# Nevanlinna theory

Nevanlinna theory

Nevanlinna theory is a branch of complex analysis developed by Rolf Nevanlinna. It deals with the value distribution theory of holomorphic functions in one variable, usually denoted z.

Nevanlinna theory is very useful when dealing with meromorphic functions as their poles can block attempts at analysis by more conventional means such as the maximum modulus principle.

## Basic definitions

We first define n(r, ƒ) to be the number of poles of ƒ in the disc |z| < r, with regards to multiplicity — i.e. a double pole will add 2 to n(r, ƒ) and a simple pole will add 1. Hence we set: $N(r,f) = \int\limits_0^r\left( n(t,f) - n(0,f) \right)\dfrac{dt}{t} + n(0,f)\log r.$

This function, known as the N function, counts the poles of f. We further define $\scriptstyle\overline{N}(r,\,f)$ as counting the poles without regards to multiplicity.

We now define the second Nevanlinna functional: $m(r,f) = \dfrac{1}{2\pi}\int\limits_0^{2\pi}\log^+\left|f(re^{i\theta})\right|\,d\theta,$

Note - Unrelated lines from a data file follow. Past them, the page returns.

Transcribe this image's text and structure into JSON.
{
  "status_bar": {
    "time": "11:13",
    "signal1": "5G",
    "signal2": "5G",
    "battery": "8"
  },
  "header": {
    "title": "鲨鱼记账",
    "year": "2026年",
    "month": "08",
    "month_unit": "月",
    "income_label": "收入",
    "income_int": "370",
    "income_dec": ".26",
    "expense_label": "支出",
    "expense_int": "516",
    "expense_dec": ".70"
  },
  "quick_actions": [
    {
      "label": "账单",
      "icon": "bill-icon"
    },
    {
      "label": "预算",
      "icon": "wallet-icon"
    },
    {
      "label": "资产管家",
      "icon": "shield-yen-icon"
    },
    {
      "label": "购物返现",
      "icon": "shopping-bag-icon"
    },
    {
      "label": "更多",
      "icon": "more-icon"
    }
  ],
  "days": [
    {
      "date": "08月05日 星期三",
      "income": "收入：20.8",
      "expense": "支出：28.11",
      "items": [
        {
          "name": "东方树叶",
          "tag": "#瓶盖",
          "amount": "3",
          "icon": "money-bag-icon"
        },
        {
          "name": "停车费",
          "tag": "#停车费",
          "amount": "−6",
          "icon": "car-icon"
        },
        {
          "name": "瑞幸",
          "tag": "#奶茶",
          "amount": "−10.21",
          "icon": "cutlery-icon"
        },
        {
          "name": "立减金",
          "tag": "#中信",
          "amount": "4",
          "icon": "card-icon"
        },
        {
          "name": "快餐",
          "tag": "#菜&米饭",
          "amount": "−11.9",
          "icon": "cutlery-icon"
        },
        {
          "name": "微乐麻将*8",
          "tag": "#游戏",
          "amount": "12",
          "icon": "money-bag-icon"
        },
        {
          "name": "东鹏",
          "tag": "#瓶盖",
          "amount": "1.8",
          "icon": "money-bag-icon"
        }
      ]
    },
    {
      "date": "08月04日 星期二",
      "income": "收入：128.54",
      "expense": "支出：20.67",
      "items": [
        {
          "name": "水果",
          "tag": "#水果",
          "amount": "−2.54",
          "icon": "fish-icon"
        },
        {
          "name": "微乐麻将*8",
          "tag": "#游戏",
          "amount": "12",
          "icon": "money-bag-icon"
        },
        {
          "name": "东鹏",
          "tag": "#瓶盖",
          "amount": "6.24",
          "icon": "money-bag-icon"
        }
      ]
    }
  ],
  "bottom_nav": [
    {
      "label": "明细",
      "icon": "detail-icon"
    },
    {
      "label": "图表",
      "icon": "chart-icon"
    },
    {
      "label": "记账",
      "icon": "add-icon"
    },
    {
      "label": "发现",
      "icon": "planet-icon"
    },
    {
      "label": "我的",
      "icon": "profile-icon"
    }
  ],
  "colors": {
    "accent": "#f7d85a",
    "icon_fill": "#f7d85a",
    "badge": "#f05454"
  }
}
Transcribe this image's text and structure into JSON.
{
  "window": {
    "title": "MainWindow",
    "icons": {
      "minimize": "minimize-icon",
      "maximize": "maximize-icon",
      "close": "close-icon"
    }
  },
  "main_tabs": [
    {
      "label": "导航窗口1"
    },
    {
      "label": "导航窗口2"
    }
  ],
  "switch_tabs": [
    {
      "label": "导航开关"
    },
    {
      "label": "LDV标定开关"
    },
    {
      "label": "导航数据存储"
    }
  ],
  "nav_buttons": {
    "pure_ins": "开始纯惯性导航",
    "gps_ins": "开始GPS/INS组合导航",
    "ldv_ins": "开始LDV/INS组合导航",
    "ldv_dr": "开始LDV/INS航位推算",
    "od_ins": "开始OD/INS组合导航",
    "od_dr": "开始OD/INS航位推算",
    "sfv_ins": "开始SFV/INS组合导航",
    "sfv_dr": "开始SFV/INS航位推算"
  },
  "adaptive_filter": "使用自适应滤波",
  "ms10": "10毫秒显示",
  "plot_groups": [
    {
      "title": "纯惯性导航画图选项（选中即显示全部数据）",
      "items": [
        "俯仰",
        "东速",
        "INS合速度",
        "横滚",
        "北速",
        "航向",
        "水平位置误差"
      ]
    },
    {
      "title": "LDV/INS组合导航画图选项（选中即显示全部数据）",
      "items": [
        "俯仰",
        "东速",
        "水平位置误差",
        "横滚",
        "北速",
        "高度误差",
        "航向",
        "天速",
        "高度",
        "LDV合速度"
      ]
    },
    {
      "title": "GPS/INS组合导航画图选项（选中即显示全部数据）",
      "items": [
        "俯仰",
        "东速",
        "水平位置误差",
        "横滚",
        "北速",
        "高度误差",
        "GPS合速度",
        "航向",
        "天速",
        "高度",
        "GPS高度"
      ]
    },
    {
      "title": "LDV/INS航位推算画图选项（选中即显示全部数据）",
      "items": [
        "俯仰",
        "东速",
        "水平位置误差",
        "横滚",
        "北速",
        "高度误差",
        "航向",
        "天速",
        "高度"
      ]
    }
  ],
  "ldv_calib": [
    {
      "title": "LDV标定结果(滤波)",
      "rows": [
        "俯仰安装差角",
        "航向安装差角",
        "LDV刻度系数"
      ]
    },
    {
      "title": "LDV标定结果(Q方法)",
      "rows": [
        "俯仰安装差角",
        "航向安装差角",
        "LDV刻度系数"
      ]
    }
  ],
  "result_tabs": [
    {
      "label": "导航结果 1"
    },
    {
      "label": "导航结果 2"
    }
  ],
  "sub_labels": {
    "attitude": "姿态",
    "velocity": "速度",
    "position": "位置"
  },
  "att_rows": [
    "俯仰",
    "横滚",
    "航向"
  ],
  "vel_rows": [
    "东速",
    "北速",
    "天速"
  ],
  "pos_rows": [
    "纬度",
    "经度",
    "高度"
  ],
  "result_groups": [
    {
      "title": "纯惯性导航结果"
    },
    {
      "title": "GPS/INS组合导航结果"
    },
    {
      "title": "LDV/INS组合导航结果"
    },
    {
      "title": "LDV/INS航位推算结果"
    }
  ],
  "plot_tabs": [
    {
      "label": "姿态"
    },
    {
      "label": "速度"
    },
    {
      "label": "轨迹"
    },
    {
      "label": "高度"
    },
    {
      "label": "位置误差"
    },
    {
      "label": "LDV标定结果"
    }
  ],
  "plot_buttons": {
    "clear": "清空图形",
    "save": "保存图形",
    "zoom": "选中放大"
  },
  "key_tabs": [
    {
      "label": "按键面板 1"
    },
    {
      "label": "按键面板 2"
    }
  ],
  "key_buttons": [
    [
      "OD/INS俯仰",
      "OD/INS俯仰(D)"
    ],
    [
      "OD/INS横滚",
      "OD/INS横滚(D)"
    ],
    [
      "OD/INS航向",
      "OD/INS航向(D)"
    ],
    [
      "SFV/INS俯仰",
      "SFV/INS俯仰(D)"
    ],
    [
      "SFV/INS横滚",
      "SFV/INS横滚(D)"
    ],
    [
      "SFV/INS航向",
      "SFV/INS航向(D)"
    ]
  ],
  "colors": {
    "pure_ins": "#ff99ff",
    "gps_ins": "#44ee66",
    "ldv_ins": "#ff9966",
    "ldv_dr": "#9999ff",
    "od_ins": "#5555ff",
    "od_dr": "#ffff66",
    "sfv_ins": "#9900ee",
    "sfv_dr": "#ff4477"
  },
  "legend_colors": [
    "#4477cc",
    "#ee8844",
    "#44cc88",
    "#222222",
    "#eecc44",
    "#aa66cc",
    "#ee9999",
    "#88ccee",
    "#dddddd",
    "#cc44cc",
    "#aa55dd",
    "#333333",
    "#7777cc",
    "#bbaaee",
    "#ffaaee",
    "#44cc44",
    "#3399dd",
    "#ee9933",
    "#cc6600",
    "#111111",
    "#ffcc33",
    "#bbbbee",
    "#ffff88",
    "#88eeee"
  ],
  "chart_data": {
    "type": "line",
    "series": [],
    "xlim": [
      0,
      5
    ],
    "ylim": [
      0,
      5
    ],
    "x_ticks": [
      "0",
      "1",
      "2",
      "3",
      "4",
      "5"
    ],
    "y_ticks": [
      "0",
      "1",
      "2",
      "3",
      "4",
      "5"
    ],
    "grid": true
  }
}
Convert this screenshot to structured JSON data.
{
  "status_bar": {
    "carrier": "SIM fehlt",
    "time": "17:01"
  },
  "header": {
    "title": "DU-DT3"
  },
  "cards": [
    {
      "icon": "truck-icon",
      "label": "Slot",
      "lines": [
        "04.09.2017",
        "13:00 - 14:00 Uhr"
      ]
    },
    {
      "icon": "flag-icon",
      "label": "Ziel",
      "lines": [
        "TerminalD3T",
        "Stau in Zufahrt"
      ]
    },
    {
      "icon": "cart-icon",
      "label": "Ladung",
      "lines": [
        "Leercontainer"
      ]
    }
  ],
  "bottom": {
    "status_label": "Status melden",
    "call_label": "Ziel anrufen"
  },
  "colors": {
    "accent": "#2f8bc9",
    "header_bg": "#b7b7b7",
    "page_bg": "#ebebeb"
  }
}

and hence the Nevanlinna characteristic function: $T(r,f) = m(r,f) + N(r,f) = \dfrac{1}{2\pi}\int\limits_0^{2\pi}\log^+\left|f(re^{i\theta})\right|d\theta + \int\limits_0^r\left( n(t,f) - n(0,f) \right)\dfrac{dt}{t} + n(0,f)\log r.$